One consideration: On Friday Miami will be the site of a major Central American security conference hosting heads of state from that region as well as top Trump Administration officials such as Vice President Mike Pence and Secretary of State Rex Tillerson. Some administration officials worry the conference and Trump may disrupt each other - if not also create logistical and traffic chaos.

Either way, the announcement's timing may be less controversial in the end than its substance - especially among more conservative Cuban-Americans who voted for Trump because he pledged during his campaign last year, in Miami, to strike a "better deal" on normalization that would force Cuba to improve human rights. In particular they're hoping Trump will roll back former President Obama's normalization policies, such as the easing of restrictions on U.S. travel to and business with Cuba.

Sources tell WLRN Trump may well in fact re-tighten those guidelines - reducing the number of categories U.S. travelers to Cuba may register for from the current dozen to more like half that - and that U.S. businesses can expect to see less wiggle room for inking deals with the Cuban government, which controls just about all the island's economy. In particular, Trump is expected to make it harder for American companies to do any business with the Cuban military and its vast tourism industry holdings.

The Cuban-American congressional delegation, in fact, had been pushing the White House to nullify licenses that U.S. firms such as Starwood and Marriott have struck with Cuba since Obama announced normalization in December 2014. Sources say Trump was seriously considering that move until officials at the Treasury and State Departments stepped in and warned of the epic legal battles the White House would face if he did.

Canceling renewed diplomatic relations with Cuba would also be impractical at this point.
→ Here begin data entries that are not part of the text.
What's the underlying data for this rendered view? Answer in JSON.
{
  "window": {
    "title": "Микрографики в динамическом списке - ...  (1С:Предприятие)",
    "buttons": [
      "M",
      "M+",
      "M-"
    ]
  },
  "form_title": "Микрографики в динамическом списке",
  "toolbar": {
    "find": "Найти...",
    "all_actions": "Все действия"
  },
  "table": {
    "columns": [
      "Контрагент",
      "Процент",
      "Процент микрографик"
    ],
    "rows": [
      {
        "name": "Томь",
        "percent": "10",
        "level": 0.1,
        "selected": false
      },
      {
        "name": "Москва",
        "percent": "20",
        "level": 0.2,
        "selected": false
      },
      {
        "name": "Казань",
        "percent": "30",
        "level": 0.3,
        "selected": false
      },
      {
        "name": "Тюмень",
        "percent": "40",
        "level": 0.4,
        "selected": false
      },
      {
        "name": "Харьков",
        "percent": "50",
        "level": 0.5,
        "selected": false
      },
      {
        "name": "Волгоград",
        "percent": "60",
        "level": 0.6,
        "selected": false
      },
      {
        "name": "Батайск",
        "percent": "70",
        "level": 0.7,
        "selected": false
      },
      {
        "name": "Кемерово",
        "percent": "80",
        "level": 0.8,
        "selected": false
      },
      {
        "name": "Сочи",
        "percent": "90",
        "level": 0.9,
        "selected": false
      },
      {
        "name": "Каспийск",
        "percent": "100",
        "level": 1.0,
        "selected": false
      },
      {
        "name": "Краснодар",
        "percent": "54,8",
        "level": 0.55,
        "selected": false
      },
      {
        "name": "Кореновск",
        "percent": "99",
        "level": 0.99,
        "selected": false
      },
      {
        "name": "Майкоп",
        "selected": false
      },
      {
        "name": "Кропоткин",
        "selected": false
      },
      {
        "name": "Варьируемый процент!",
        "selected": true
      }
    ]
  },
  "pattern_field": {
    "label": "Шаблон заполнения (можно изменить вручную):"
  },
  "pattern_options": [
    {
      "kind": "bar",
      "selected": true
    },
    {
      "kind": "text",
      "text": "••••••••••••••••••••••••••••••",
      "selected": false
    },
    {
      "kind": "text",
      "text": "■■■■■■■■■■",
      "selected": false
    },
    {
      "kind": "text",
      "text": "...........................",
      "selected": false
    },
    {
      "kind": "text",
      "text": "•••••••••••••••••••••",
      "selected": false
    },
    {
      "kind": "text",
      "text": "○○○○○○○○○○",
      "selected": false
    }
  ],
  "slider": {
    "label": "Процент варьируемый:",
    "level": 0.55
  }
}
Some sources familiar with the review process believe Cuban-American hardliners like Florida Senator Marco Rubio and Miami Congressman Mario Diaz-Balart have been able to persuade Trump to cut back U.S travel to Cuba more drastically - perhaps even bringing back a limit on the number  of trips and remittances Cuban-Americans can make to the island each year. But that would almost certainly anger a large swath of the Cuban-American delegation's South Florida constituency.

As a result, Trump may be left with little more than chipping away at normalization around the edges. U.S. cruises will keep going to Cuba, for example, but perhaps with a narrower pool of U.S. passengers able to sign up. Beyond that, Trump is not expected to deliver any major rollbacks that politicos like Diaz-Balart have said they were certain the new President would trigger.

Even so, "things are still fluid," one source says, "and probably will be all this coming week."

For that reason, sources say the delegation is split over whether it's politically beneficial or painfully awkward to have Trump present in Miami if he's only going to announce modest changes. But the sources say Diaz-Balart and Rubio, both Republicans, are adamant that Trump rub elbows with the Miami Cubans who gave him a larger than expected share of their vote.

What Diaz-Balart and Rubio want most now is that Trump stand in Miami and trumpet an especially forceful condemnation of Cuba's human rights record, such as the increased short-term detentions of dissidents on the island. Whether that rhetoric will satisfy more hardline Cuban voters here is anyone's political guess.